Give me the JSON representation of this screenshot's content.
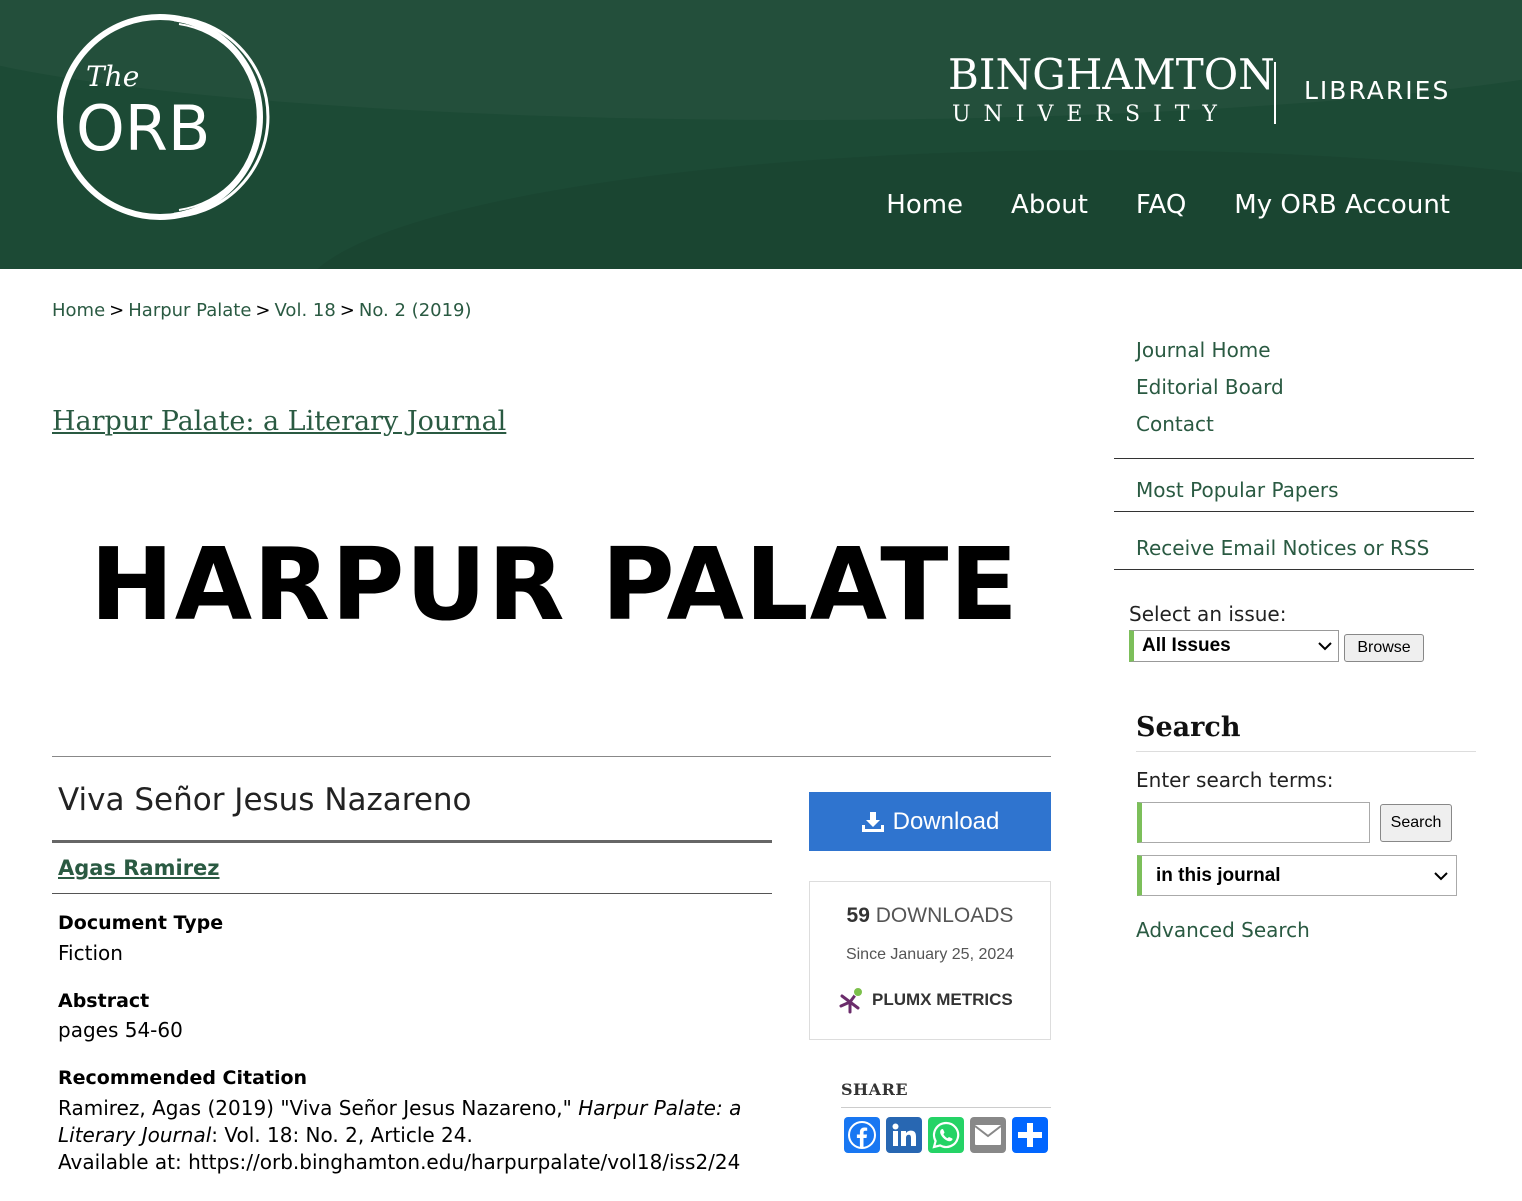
{
  "header": {
    "orb_logo_top": "The",
    "orb_logo_main": "ORB",
    "university_name": "BINGHAMTON",
    "university_sub": "UNIVERSITY",
    "libraries": "LIBRARIES",
    "nav": [
      "Home",
      "About",
      "FAQ",
      "My ORB Account"
    ],
    "background_color": "#1c4a35"
  },
  "breadcrumb": {
    "items": [
      "Home",
      "Harpur Palate",
      "Vol. 18",
      "No. 2 (2019)"
    ],
    "separator": ">"
  },
  "journal": {
    "title": "Harpur Palate: a Literary Journal",
    "banner": "HARPUR PALATE"
  },
  "article": {
    "title": "Viva Señor Jesus Nazareno",
    "author": "Agas Ramirez",
    "document_type_label": "Document Type",
    "document_type": "Fiction",
    "abstract_label": "Abstract",
    "abstract": "pages 54-60",
    "citation_label": "Recommended Citation",
    "citation_part1": "Ramirez, Agas (2019) \"Viva Señor Jesus Nazareno,\" ",
    "citation_journal": "Harpur Palate: a Literary Journal",
    "citation_part2": ": Vol. 18: No. 2, Article 24.",
    "citation_available": "Available at: https://orb.binghamton.edu/harpurpalate/vol18/iss2/24"
  },
  "download": {
    "label": "Download",
    "count": "59",
    "count_label": "DOWNLOADS",
    "since": "Since January 25, 2024",
    "plumx": "PLUMX METRICS",
    "button_color": "#2f74cf"
  },
  "share": {
    "label": "SHARE",
    "icons": [
      {
        "name": "facebook-icon",
        "color": "#1877f2"
      },
      {
        "name": "linkedin-icon",
        "color": "#2867b2"
      },
      {
        "name": "whatsapp-icon",
        "color": "#25d366"
      },
      {
        "name": "email-icon",
        "color": "#888888"
      },
      {
        "name": "share-icon",
        "color": "#0166ff"
      }
    ]
  },
  "sidebar": {
    "links": [
      "Journal Home",
      "Editorial Board",
      "Contact"
    ],
    "most_popular": "Most Popular Papers",
    "email_notices": "Receive Email Notices or RSS",
    "select_issue_label": "Select an issue:",
    "issue_selected": "All Issues",
    "browse_label": "Browse",
    "search_heading": "Search",
    "search_terms_label": "Enter search terms:",
    "search_value": "",
    "search_button": "Search",
    "scope_selected": "in this journal",
    "advanced_search": "Advanced Search",
    "accent_color": "#7cbf5a"
  }
}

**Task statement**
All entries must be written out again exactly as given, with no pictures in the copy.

**Exercise solution**
Give me the JSON representation of this screenshot's content.
{
  "header": {
    "orb_logo_top": "The",
    "orb_logo_main": "ORB",
    "university_name": "BINGHAMTON",
    "university_sub": "UNIVERSITY",
    "libraries": "LIBRARIES",
    "nav": [
      "Home",
      "About",
      "FAQ",
      "My ORB Account"
    ],
    "background_color": "#1c4a35"
  },
  "breadcrumb": {
    "items": [
      "Home",
      "Harpur Palate",
      "Vol. 18",
      "No. 2 (2019)"
    ],
    "separator": ">"
  },
  "journal": {
    "title": "Harpur Palate: a Literary Journal",
    "banner": "HARPUR PALATE"
  },
  "article": {
    "title": "Viva Señor Jesus Nazareno",
    "author": "Agas Ramirez",
    "document_type_label": "Document Type",
    "document_type": "Fiction",
    "abstract_label": "Abstract",
    "abstract": "pages 54-60",
    "citation_label": "Recommended Citation",
    "citation_part1": "Ramirez, Agas (2019) \"Viva Señor Jesus Nazareno,\" ",
    "citation_journal": "Harpur Palate: a Literary Journal",
    "citation_part2": ": Vol. 18: No. 2, Article 24.",
    "citation_available": "Available at: https://orb.binghamton.edu/harpurpalate/vol18/iss2/24"
  },
  "download": {
    "label": "Download",
    "count": "59",
    "count_label": "DOWNLOADS",
    "since": "Since January 25, 2024",
    "plumx": "PLUMX METRICS",
    "button_color": "#2f74cf"
  },
  "share": {
    "label": "SHARE",
    "icons": [
      {
        "name": "facebook-icon",
        "color": "#1877f2"
      },
      {
        "name": "linkedin-icon",
        "color": "#2867b2"
      },
      {
        "name": "whatsapp-icon",
        "color": "#25d366"
      },
      {
        "name": "email-icon",
        "color": "#888888"
      },
      {
        "name": "share-icon",
        "color": "#0166ff"
      }
    ]
  },
  "sidebar": {
    "links": [
      "Journal Home",
      "Editorial Board",
      "Contact"
    ],
    "most_popular": "Most Popular Papers",
    "email_notices": "Receive Email Notices or RSS",
    "select_issue_label": "Select an issue:",
    "issue_selected": "All Issues",
    "browse_label": "Browse",
    "search_heading": "Search",
    "search_terms_label": "Enter search terms:",
    "search_value": "",
    "search_button": "Search",
    "scope_selected": "in this journal",
    "advanced_search": "Advanced Search",
    "accent_color": "#7cbf5a"
  }
}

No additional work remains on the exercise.